WHAT THE TASK ASKS: Each record must appear in your answer exactly as it does below.

Website and app data records
----------

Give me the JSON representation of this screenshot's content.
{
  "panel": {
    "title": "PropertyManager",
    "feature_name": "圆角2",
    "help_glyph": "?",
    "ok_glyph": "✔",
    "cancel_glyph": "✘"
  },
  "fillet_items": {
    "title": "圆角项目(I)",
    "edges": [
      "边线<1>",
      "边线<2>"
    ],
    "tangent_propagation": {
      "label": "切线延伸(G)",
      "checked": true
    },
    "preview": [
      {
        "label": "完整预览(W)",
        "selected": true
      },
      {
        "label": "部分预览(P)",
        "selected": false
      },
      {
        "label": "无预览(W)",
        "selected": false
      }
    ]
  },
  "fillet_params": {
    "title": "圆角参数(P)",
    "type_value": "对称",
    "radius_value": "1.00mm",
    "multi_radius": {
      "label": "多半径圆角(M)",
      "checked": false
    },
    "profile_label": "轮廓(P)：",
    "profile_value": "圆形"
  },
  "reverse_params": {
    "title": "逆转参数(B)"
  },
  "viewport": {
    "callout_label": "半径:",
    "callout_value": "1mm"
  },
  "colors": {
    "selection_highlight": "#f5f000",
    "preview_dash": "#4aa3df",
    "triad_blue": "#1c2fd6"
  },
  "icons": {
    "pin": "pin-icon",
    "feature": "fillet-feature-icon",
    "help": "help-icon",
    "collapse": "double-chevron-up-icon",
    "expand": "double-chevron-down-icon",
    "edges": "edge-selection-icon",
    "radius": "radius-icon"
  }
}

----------

WRITTEN SOLUTION:
Give me the JSON representation of this screenshot's content.
{
  "panel": {
    "title": "PropertyManager",
    "feature_name": "圆角2",
    "help_glyph": "?",
    "ok_glyph": "✔",
    "cancel_glyph": "✘"
  },
  "fillet_items": {
    "title": "圆角项目(I)",
    "edges": [
      "边线<1>",
      "边线<2>"
    ],
    "tangent_propagation": {
      "label": "切线延伸(G)",
      "checked": true
    },
    "preview": [
      {
        "label": "完整预览(W)",
        "selected": true
      },
      {
        "label": "部分预览(P)",
        "selected": false
      },
      {
        "label": "无预览(W)",
        "selected": false
      }
    ]
  },
  "fillet_params": {
    "title": "圆角参数(P)",
    "type_value": "对称",
    "radius_value": "1.00mm",
    "multi_radius": {
      "label": "多半径圆角(M)",
      "checked": false
    },
    "profile_label": "轮廓(P)：",
    "profile_value": "圆形"
  },
  "reverse_params": {
    "title": "逆转参数(B)"
  },
  "viewport": {
    "callout_label": "半径:",
    "callout_value": "1mm"
  },
  "colors": {
    "selection_highlight": "#f5f000",
    "preview_dash": "#4aa3df",
    "triad_blue": "#1c2fd6"
  },
  "icons": {
    "pin": "pin-icon",
    "feature": "fillet-feature-icon",
    "help": "help-icon",
    "collapse": "double-chevron-up-icon",
    "expand": "double-chevron-down-icon",
    "edges": "edge-selection-icon",
    "radius": "radius-icon"
  }
}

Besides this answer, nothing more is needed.